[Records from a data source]
=-=-=-=-=
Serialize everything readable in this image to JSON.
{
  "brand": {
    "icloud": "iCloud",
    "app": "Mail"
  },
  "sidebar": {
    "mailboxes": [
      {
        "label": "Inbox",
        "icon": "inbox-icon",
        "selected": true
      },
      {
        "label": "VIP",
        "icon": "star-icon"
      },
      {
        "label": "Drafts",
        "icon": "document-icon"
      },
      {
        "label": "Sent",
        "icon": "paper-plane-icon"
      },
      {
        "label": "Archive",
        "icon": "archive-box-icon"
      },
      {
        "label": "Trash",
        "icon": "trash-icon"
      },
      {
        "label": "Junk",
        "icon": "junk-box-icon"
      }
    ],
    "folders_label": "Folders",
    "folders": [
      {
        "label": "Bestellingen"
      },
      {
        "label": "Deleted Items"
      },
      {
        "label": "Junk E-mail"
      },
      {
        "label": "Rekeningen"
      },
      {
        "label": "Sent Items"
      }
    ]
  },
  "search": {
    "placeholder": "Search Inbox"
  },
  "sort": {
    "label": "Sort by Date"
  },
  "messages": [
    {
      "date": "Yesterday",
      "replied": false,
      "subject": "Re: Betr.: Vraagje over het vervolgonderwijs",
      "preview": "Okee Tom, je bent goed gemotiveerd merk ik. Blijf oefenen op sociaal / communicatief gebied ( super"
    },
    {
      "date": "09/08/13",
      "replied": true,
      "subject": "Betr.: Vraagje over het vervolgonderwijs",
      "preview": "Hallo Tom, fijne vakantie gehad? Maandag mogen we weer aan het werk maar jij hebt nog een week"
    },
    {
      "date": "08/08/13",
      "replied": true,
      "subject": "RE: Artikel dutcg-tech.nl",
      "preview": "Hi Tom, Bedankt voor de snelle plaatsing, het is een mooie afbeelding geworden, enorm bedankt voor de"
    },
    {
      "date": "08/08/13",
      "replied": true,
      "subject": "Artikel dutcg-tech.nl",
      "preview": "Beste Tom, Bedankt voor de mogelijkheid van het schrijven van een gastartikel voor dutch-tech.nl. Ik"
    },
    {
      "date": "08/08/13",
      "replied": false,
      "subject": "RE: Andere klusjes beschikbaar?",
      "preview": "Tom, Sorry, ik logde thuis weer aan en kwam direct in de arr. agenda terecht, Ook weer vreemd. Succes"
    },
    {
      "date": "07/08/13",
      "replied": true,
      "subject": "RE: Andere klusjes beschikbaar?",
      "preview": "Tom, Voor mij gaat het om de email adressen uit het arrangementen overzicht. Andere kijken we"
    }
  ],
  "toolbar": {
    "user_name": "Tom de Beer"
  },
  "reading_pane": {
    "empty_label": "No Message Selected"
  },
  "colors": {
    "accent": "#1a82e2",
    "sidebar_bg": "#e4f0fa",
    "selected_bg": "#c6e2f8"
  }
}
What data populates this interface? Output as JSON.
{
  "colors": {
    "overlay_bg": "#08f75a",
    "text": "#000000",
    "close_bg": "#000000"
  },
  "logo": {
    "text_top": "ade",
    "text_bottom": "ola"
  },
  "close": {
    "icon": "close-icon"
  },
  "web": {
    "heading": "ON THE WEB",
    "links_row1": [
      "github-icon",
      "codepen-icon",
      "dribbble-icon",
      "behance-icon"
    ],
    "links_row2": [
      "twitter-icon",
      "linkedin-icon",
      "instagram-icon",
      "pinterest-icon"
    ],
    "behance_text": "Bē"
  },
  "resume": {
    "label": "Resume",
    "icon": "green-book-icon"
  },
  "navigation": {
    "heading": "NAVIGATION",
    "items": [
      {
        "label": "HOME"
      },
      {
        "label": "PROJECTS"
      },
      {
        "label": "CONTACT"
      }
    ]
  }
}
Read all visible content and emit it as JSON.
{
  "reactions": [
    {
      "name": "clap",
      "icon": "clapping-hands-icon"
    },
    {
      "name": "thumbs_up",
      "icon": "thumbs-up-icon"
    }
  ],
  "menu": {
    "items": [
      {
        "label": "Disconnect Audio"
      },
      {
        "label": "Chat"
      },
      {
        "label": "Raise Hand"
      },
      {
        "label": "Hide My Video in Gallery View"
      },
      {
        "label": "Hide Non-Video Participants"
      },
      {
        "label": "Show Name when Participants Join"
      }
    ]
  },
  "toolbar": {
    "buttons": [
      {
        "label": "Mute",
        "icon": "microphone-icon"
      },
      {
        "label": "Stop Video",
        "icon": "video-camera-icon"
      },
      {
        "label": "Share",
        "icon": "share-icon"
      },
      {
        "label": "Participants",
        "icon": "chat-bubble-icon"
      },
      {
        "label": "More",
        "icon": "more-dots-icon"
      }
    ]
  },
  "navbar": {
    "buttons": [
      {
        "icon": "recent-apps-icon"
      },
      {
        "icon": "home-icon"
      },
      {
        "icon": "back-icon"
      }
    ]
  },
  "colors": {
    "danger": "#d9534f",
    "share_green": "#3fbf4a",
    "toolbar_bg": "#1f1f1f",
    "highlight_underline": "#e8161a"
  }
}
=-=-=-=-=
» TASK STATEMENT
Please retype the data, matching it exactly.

» COMPLETED TASK
Serialize everything readable in this image to JSON.
{
  "brand": {
    "icloud": "iCloud",
    "app": "Mail"
  },
  "sidebar": {
    "mailboxes": [
      {
        "label": "Inbox",
        "icon": "inbox-icon",
        "selected": true
      },
      {
        "label": "VIP",
        "icon": "star-icon"
      },
      {
        "label": "Drafts",
        "icon": "document-icon"
      },
      {
        "label": "Sent",
        "icon": "paper-plane-icon"
      },
      {
        "label": "Archive",
        "icon": "archive-box-icon"
      },
      {
        "label": "Trash",
        "icon": "trash-icon"
      },
      {
        "label": "Junk",
        "icon": "junk-box-icon"
      }
    ],
    "folders_label": "Folders",
    "folders": [
      {
        "label": "Bestellingen"
      },
      {
        "label": "Deleted Items"
      },
      {
        "label": "Junk E-mail"
      },
      {
        "label": "Rekeningen"
      },
      {
        "label": "Sent Items"
      }
    ]
  },
  "search": {
    "placeholder": "Search Inbox"
  },
  "sort": {
    "label": "Sort by Date"
  },
  "messages": [
    {
      "date": "Yesterday",
      "replied": false,
      "subject": "Re: Betr.: Vraagje over het vervolgonderwijs",
      "preview": "Okee Tom, je bent goed gemotiveerd merk ik. Blijf oefenen op sociaal / communicatief gebied ( super"
    },
    {
      "date": "09/08/13",
      "replied": true,
      "subject": "Betr.: Vraagje over het vervolgonderwijs",
      "preview": "Hallo Tom, fijne vakantie gehad? Maandag mogen we weer aan het werk maar jij hebt nog een week"
    },
    {
      "date": "08/08/13",
      "replied": true,
      "subject": "RE: Artikel dutcg-tech.nl",
      "preview": "Hi Tom, Bedankt voor de snelle plaatsing, het is een mooie afbeelding geworden, enorm bedankt voor de"
    },
    {
      "date": "08/08/13",
      "replied": true,
      "subject": "Artikel dutcg-tech.nl",
      "preview": "Beste Tom, Bedankt voor de mogelijkheid van het schrijven van een gastartikel voor dutch-tech.nl. Ik"
    },
    {
      "date": "08/08/13",
      "replied": false,
      "subject": "RE: Andere klusjes beschikbaar?",
      "preview": "Tom, Sorry, ik logde thuis weer aan en kwam direct in de arr. agenda terecht, Ook weer vreemd. Succes"
    },
    {
      "date": "07/08/13",
      "replied": true,
      "subject": "RE: Andere klusjes beschikbaar?",
      "preview": "Tom, Voor mij gaat het om de email adressen uit het arrangementen overzicht. Andere kijken we"
    }
  ],
  "toolbar": {
    "user_name": "Tom de Beer"
  },
  "reading_pane": {
    "empty_label": "No Message Selected"
  },
  "colors": {
    "accent": "#1a82e2",
    "sidebar_bg": "#e4f0fa",
    "selected_bg": "#c6e2f8"
  }
}
What data populates this interface? Output as JSON.
{
  "colors": {
    "overlay_bg": "#08f75a",
    "text": "#000000",
    "close_bg": "#000000"
  },
  "logo": {
    "text_top": "ade",
    "text_bottom": "ola"
  },
  "close": {
    "icon": "close-icon"
  },
  "web": {
    "heading": "ON THE WEB",
    "links_row1": [
      "github-icon",
      "codepen-icon",
      "dribbble-icon",
      "behance-icon"
    ],
    "links_row2": [
      "twitter-icon",
      "linkedin-icon",
      "instagram-icon",
      "pinterest-icon"
    ],
    "behance_text": "Bē"
  },
  "resume": {
    "label": "Resume",
    "icon": "green-book-icon"
  },
  "navigation": {
    "heading": "NAVIGATION",
    "items": [
      {
        "label": "HOME"
      },
      {
        "label": "PROJECTS"
      },
      {
        "label": "CONTACT"
      }
    ]
  }
}
Read all visible content and emit it as JSON.
{
  "reactions": [
    {
      "name": "clap",
      "icon": "clapping-hands-icon"
    },
    {
      "name": "thumbs_up",
      "icon": "thumbs-up-icon"
    }
  ],
  "menu": {
    "items": [
      {
        "label": "Disconnect Audio"
      },
      {
        "label": "Chat"
      },
      {
        "label": "Raise Hand"
      },
      {
        "label": "Hide My Video in Gallery View"
      },
      {
        "label": "Hide Non-Video Participants"
      },
      {
        "label": "Show Name when Participants Join"
      }
    ]
  },
  "toolbar": {
    "buttons": [
      {
        "label": "Mute",
        "icon": "microphone-icon"
      },
      {
        "label": "Stop Video",
        "icon": "video-camera-icon"
      },
      {
        "label": "Share",
        "icon": "share-icon"
      },
      {
        "label": "Participants",
        "icon": "chat-bubble-icon"
      },
      {
        "label": "More",
        "icon": "more-dots-icon"
      }
    ]
  },
  "navbar": {
    "buttons": [
      {
        "icon": "recent-apps-icon"
      },
      {
        "icon": "home-icon"
      },
      {
        "icon": "back-icon"
      }
    ]
  },
  "colors": {
    "danger": "#d9534f",
    "share_green": "#3fbf4a",
    "toolbar_bg": "#1f1f1f",
    "highlight_underline": "#e8161a"
  }
}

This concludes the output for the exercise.